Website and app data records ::

-- Opening Marker --

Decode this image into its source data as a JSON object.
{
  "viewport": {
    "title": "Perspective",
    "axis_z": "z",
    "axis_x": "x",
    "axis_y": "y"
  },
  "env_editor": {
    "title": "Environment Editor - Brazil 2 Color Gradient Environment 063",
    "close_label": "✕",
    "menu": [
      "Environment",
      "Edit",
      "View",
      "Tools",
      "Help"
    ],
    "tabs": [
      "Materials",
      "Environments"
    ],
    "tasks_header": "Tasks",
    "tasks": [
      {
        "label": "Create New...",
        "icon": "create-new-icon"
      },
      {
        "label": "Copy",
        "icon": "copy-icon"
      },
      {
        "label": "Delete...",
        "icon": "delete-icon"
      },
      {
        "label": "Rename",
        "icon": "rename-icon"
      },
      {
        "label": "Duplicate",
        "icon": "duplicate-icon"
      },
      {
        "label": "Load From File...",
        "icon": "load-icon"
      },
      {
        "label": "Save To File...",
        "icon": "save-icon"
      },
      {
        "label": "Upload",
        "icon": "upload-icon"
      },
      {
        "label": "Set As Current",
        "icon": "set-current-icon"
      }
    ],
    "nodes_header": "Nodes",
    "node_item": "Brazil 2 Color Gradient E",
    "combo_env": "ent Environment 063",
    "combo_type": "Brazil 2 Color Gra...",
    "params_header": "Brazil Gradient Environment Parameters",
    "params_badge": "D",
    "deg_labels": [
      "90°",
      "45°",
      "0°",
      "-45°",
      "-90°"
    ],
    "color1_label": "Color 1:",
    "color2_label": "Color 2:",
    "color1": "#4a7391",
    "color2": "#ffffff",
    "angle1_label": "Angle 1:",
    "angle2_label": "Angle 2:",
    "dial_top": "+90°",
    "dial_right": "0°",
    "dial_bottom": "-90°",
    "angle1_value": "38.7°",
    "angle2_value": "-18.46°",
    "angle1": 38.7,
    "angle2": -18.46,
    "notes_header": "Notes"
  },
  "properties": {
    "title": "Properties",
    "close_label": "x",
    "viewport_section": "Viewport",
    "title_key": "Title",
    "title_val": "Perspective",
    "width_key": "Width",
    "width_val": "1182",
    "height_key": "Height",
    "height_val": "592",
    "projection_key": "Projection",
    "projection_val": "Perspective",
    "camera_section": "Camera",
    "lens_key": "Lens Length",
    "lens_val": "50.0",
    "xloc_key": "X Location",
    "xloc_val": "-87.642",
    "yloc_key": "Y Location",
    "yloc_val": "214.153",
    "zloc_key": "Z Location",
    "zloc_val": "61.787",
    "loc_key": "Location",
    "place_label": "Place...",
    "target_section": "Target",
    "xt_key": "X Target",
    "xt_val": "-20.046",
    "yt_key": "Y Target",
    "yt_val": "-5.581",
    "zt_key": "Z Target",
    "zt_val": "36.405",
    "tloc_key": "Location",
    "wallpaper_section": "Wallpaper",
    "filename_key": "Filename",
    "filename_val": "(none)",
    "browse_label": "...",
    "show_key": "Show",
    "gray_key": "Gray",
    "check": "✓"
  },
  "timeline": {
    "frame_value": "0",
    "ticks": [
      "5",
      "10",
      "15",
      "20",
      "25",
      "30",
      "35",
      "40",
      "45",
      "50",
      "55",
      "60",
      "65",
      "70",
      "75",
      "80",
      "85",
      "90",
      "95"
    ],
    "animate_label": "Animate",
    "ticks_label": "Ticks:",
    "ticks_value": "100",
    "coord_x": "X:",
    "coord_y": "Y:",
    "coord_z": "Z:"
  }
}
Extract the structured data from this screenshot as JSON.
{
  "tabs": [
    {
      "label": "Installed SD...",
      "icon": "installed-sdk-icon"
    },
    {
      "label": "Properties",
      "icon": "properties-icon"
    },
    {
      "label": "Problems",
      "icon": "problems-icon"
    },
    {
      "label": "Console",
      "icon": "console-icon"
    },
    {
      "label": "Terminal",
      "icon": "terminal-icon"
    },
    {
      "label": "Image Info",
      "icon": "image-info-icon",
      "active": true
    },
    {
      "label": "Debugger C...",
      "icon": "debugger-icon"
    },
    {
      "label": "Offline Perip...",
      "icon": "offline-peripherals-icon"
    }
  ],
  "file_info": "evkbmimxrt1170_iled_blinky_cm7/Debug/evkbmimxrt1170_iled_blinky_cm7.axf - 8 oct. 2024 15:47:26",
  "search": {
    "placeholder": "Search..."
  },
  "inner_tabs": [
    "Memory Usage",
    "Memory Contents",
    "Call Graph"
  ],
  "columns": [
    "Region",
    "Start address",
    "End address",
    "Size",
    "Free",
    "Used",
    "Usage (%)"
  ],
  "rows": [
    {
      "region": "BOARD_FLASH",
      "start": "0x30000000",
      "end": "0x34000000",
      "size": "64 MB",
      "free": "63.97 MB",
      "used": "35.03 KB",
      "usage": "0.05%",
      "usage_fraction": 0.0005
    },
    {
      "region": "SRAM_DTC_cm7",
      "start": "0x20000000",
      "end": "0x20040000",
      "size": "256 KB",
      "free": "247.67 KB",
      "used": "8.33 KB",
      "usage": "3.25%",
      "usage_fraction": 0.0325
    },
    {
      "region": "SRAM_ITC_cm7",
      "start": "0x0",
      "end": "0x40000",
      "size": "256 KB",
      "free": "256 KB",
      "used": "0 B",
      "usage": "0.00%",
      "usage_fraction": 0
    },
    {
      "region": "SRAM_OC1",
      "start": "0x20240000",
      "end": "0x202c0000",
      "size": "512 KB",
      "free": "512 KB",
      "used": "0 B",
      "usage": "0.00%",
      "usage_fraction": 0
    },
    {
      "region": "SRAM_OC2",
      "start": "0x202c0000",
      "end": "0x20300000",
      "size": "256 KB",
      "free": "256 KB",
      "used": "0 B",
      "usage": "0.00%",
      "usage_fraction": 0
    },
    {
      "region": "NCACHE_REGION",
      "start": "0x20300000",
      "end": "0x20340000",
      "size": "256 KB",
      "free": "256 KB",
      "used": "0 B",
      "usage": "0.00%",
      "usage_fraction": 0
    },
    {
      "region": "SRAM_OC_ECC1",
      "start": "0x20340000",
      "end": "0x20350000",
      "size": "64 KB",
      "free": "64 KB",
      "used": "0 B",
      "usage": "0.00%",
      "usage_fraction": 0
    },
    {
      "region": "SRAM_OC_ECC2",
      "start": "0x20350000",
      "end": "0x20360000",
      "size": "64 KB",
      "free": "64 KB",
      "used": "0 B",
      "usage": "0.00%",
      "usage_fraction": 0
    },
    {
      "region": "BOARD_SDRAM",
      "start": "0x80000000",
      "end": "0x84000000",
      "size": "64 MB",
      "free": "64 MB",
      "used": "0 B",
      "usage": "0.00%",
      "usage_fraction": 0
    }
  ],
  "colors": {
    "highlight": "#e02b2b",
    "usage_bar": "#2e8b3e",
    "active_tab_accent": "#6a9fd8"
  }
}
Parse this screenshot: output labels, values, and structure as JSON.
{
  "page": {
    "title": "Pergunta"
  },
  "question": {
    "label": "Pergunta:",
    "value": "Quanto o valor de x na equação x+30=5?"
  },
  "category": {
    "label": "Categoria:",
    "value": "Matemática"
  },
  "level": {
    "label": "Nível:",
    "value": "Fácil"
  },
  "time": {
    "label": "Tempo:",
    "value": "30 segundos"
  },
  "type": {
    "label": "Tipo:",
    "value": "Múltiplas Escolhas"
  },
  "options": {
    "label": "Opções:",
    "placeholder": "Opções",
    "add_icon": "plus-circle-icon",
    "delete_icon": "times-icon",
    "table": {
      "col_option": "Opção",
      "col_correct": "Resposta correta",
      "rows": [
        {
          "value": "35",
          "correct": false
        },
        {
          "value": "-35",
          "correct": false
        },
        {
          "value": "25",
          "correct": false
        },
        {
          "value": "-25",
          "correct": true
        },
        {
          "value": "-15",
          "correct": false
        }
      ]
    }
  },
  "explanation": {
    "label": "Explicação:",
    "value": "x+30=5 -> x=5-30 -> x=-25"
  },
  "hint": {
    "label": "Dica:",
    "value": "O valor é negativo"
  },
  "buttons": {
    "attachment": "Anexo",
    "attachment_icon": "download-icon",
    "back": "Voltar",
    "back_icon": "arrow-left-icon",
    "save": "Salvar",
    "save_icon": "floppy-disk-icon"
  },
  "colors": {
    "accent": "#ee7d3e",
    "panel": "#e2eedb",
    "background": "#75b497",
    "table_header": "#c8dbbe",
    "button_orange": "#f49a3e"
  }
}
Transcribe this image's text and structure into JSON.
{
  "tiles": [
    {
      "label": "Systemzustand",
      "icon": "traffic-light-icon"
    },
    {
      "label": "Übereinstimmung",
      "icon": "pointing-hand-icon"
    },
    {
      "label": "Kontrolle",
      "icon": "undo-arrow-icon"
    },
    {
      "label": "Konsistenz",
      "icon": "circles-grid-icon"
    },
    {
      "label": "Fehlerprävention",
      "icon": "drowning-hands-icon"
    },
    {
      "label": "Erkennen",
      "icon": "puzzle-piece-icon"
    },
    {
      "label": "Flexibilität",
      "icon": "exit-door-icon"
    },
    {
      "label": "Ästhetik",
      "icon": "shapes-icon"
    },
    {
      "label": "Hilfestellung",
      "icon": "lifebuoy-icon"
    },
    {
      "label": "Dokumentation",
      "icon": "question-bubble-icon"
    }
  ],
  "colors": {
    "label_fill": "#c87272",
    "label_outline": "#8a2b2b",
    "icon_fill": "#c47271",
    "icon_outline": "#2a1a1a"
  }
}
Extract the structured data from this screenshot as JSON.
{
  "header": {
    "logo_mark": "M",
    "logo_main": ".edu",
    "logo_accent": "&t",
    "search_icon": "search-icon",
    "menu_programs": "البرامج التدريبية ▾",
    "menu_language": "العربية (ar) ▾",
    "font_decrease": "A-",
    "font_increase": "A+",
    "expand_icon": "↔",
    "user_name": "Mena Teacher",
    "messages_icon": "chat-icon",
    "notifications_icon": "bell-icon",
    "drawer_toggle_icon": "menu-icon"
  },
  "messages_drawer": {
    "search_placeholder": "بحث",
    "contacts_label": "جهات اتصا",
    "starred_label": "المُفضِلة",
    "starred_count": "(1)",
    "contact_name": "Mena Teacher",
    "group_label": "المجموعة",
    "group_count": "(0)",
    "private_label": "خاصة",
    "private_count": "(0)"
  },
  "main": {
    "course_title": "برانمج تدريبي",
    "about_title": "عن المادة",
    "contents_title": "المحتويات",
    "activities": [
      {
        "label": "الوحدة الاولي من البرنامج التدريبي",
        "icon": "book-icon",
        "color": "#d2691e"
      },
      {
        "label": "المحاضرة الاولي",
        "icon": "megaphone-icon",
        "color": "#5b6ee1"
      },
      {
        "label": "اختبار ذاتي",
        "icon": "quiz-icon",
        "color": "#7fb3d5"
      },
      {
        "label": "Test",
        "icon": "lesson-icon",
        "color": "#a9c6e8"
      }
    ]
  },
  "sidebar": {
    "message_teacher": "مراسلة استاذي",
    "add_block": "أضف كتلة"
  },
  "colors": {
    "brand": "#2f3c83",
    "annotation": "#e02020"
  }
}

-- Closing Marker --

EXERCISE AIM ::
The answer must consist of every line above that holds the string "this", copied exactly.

ANSWER ::
Decode this image into its source data as a JSON object.
Extract the structured data from this screenshot as JSON.
Parse this screenshot: output labels, values, and structure as JSON.
Transcribe this image's text and structure into JSON.
Extract the structured data from this screenshot as JSON.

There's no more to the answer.